I am still enjoying my slow and rather casual explorations of Star Trek Online. No matter that the rest of my fleet were zooming around in their Tier 2 or 3 ships when we tried some fleet action last weekend, no matter if other people I know have almost reached the level cap, I’m still having fun pottering around in my little Miranda class starship.
One of the interesting things about trying a new MMO, and especially when you are used to something as heavily modded as WoW is that you can’t always rely on addons or quest helpers to let you fly by instrument. In fact, ironically because STO is one of the few settings where it would be totally in character to fly by instrument, I end up doing a lot of looking around me to find quest objectives and crafting nodes (I mean, space anomalies.)
For example, the screenshot above shows my ropey old starting cruiser heading towards an anomaly in space.
I’ve highlighted the anomaly here.
They’re really not hard to spot, but it feels like a reward for keeping your eyes peeled and actually looking at the world around you.
More than just scanning your minimap to find nodes.

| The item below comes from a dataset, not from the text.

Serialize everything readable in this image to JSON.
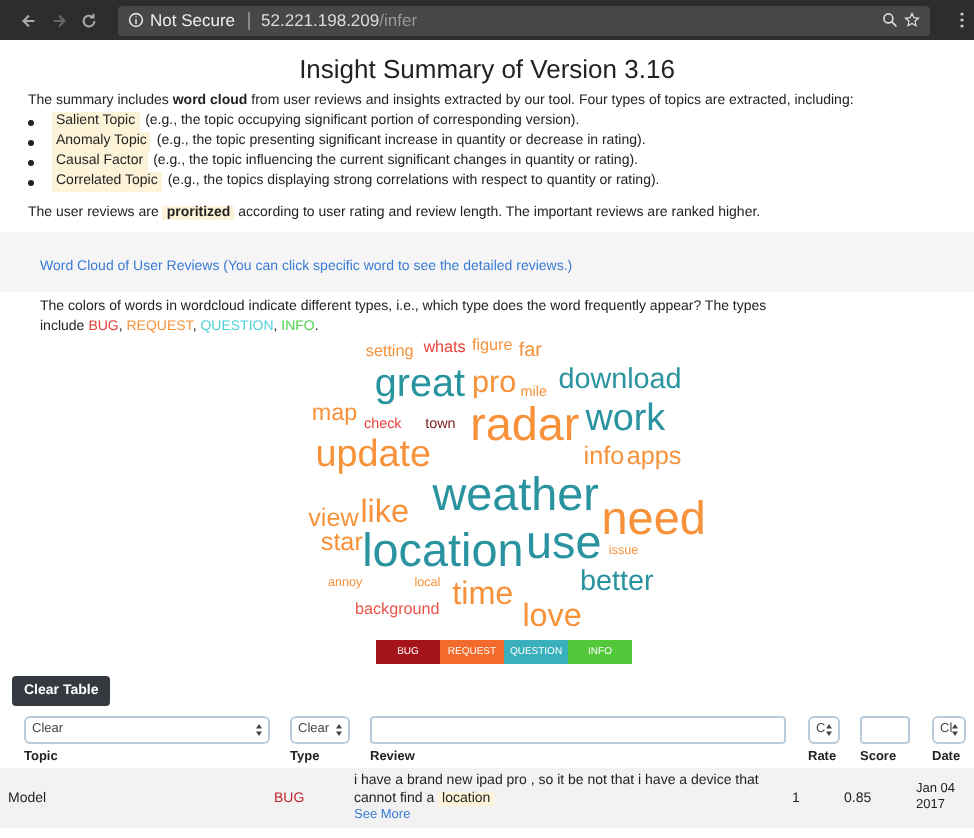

I find this setup to be very immersive. I love to feel rewarded for paying attention to the game world, even if it’s just that I can spot the anomalies quickly. I also enjoy that an automatic map or addon won’t do this for me. There is a breakpoint at which it gets frustrating to be looking at a screen of wallpaper trying to spot the little dots which are your quest mobs (this reminds me of pouring dutifully over my little sister’s photos of a cricket match she once saw where she was so far away from the action that all you could see were tiny white dots on a big green field). But despite that, there’s still some fun to be had from spotting things for yourself, even if the game falls over itself to make it easy.
In PvP of course, looking around you is not so much a neat bonus as a way of life. You must pay attention to the surroundings. In high end raiding, the same applies. And of course, shooter style gameplay is all about looking around you, targeting, figuring out how to use cover, and so on.
I have pondered Wolfsheads post about Immersion. And all I can respond with is … that I think gameplay is becoming more immersive, I think story is becoming more immersive, I think character motivation is becoming WAY more immersive.
For example, STO makes it very easy to justify why your character is taking orders from the Federation, and all the missions do actually explain why you are helping with Federation goals. There’s nothing that involves a random quest dude asking you to kill ten rats, it’s all wrapped in more plausible character motivation than that.
In Wrath, I have no doubt at all why my character wants to kill the Lich King (something that was notably lacking in earlier expansions.) And if MMO gameplay is moving towards a twitcher, more shooter style, perhaps that’s also more immersive in its way.
Of course, none of this means that gameworlds can’t have convincing weather patterns, geography, and ecosystem. I like to think that maybe it’s just a matter of time before the different types of immersion all synch up.